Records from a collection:
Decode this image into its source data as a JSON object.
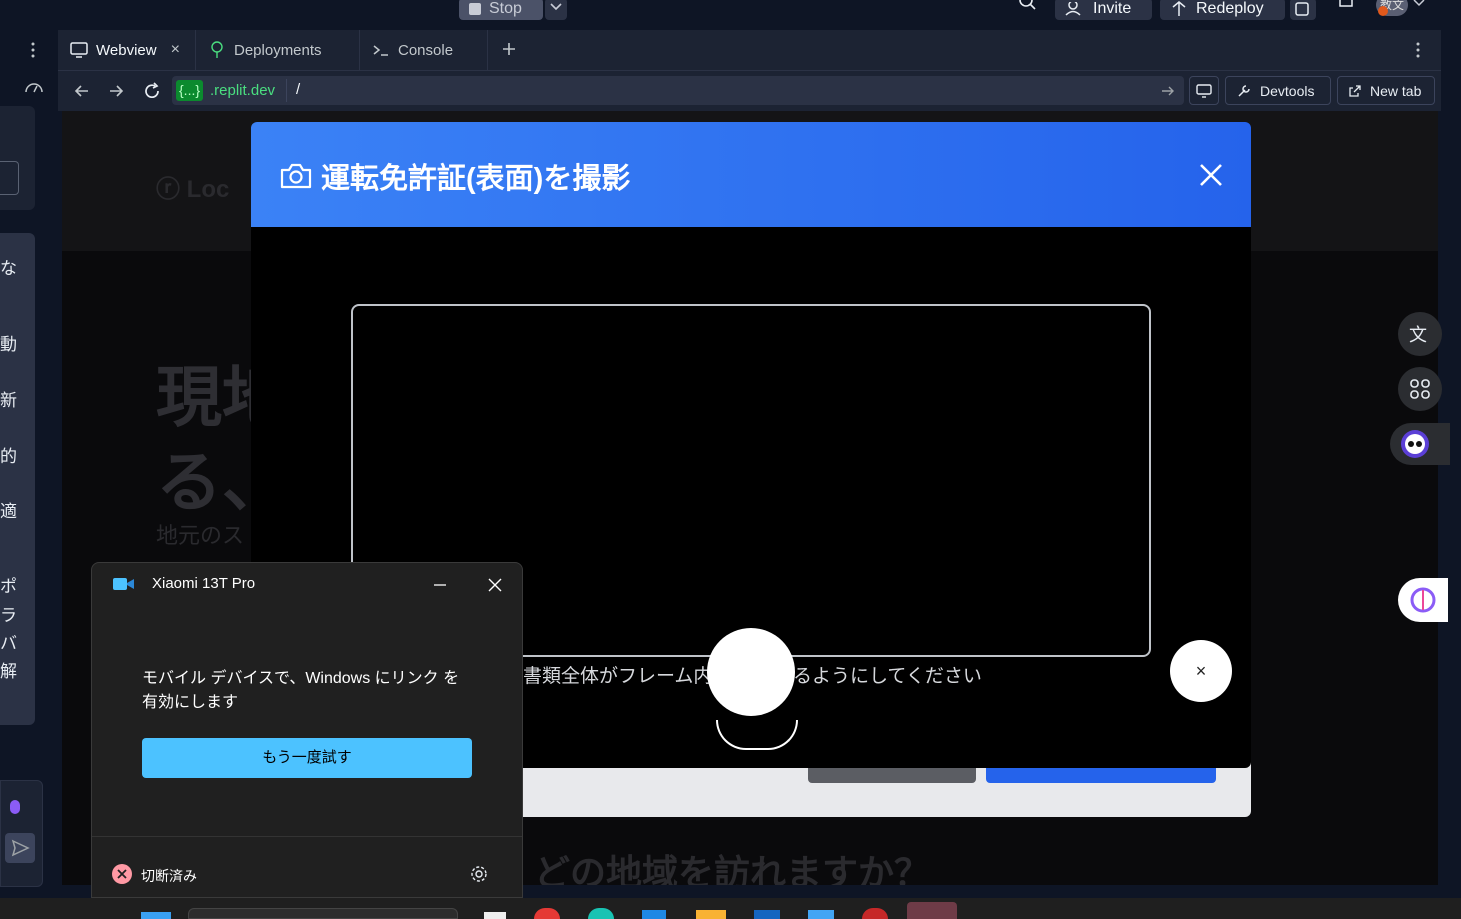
{
  "topbar": {
    "stop_label": "Stop",
    "invite_label": "Invite",
    "redeploy_label": "Redeploy",
    "avatar_text": "教文"
  },
  "left_sidebar": {
    "visible_chars": [
      "な",
      "動",
      "新",
      "的",
      "適",
      "ポ",
      "ラ",
      "バ",
      "解"
    ]
  },
  "tabs": [
    {
      "label": "Webview",
      "icon": "monitor-icon",
      "active": true
    },
    {
      "label": "Deployments",
      "icon": "deploy-icon",
      "active": false
    },
    {
      "label": "Console",
      "icon": "terminal-icon",
      "active": false
    }
  ],
  "urlbar": {
    "domain_badge": "{...}",
    "domain_suffix": ".replit.dev",
    "path": "/",
    "devtools_label": "Devtools",
    "newtab_label": "New tab"
  },
  "webpage": {
    "logo_text": "ⓡ Loc",
    "headline_line1": "現地",
    "headline_line2": "る、",
    "sub_text": "地元のス",
    "question_text": "どの地域を訪れますか？"
  },
  "camera_modal": {
    "title": "運転免許証(表面)を撮影",
    "hint_left": "書類全体がフレーム内",
    "hint_right": "るようにしてください",
    "close_button_symbol": "×"
  },
  "phone_link_window": {
    "title": "Xiaomi 13T Pro",
    "message": "モバイル デバイスで、Windows にリンク を有効にします",
    "retry_label": "もう一度試す",
    "status_label": "切断済み"
  },
  "colors": {
    "accent_blue": "#3b82f6",
    "replit_bg": "#0e1525",
    "retry_button": "#4cc2ff",
    "error_red": "#ff99a4"
  }
}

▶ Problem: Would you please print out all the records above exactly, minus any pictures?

▶ Response:
Decode this image into its source data as a JSON object.
{
  "topbar": {
    "stop_label": "Stop",
    "invite_label": "Invite",
    "redeploy_label": "Redeploy",
    "avatar_text": "教文"
  },
  "left_sidebar": {
    "visible_chars": [
      "な",
      "動",
      "新",
      "的",
      "適",
      "ポ",
      "ラ",
      "バ",
      "解"
    ]
  },
  "tabs": [
    {
      "label": "Webview",
      "icon": "monitor-icon",
      "active": true
    },
    {
      "label": "Deployments",
      "icon": "deploy-icon",
      "active": false
    },
    {
      "label": "Console",
      "icon": "terminal-icon",
      "active": false
    }
  ],
  "urlbar": {
    "domain_badge": "{...}",
    "domain_suffix": ".replit.dev",
    "path": "/",
    "devtools_label": "Devtools",
    "newtab_label": "New tab"
  },
  "webpage": {
    "logo_text": "ⓡ Loc",
    "headline_line1": "現地",
    "headline_line2": "る、",
    "sub_text": "地元のス",
    "question_text": "どの地域を訪れますか？"
  },
  "camera_modal": {
    "title": "運転免許証(表面)を撮影",
    "hint_left": "書類全体がフレーム内",
    "hint_right": "るようにしてください",
    "close_button_symbol": "×"
  },
  "phone_link_window": {
    "title": "Xiaomi 13T Pro",
    "message": "モバイル デバイスで、Windows にリンク を有効にします",
    "retry_label": "もう一度試す",
    "status_label": "切断済み"
  },
  "colors": {
    "accent_blue": "#3b82f6",
    "replit_bg": "#0e1525",
    "retry_button": "#4cc2ff",
    "error_red": "#ff99a4"
  }
}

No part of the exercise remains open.